## Task requirements
For the word "title", count the lines of the data that include it and give only the total.

── Source material ──

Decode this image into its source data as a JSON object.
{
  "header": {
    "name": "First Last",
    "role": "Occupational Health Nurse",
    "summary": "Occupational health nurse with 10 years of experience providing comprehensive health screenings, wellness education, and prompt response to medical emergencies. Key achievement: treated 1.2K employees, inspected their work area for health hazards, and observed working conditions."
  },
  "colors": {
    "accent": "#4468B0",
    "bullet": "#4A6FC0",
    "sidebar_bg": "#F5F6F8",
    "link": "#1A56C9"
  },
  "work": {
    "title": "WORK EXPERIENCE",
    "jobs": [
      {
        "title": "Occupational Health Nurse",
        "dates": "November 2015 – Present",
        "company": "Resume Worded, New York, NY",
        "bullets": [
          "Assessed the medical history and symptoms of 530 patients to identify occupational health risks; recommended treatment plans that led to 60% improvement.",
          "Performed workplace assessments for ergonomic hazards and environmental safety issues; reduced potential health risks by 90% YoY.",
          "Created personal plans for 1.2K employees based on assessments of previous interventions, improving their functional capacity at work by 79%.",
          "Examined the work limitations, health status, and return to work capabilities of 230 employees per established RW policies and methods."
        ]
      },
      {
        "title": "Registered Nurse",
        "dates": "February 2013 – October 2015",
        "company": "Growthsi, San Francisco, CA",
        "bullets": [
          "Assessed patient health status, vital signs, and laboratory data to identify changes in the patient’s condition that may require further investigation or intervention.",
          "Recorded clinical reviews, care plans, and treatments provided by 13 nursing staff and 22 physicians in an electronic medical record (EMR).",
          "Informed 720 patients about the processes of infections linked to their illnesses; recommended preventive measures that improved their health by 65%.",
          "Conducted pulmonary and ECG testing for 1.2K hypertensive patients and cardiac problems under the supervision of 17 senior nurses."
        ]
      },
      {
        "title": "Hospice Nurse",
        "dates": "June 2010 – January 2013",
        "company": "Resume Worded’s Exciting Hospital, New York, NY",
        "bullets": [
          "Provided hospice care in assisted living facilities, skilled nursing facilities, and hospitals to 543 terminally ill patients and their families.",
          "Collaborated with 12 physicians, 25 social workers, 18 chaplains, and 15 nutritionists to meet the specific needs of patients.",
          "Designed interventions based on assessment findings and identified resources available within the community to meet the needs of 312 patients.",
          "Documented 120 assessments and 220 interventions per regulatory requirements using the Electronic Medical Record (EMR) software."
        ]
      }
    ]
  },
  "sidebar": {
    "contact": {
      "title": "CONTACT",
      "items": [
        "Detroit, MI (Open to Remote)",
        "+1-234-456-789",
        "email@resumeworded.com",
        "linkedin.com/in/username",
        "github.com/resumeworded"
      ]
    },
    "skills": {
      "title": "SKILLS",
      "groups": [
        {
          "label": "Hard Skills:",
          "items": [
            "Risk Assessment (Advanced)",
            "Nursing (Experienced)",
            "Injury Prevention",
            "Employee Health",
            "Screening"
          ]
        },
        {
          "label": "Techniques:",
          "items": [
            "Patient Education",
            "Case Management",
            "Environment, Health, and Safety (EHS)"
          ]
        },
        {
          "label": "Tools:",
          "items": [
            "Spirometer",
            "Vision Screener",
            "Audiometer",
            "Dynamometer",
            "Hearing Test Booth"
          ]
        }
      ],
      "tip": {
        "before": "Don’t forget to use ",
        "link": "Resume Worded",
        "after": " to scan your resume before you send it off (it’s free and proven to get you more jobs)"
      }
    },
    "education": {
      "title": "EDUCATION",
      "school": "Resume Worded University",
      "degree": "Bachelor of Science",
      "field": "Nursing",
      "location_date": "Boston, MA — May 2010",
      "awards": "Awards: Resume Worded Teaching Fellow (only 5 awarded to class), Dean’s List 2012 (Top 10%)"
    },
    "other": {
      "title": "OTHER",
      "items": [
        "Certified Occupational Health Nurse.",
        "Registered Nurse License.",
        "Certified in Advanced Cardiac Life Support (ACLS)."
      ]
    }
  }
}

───

## Exercise result
8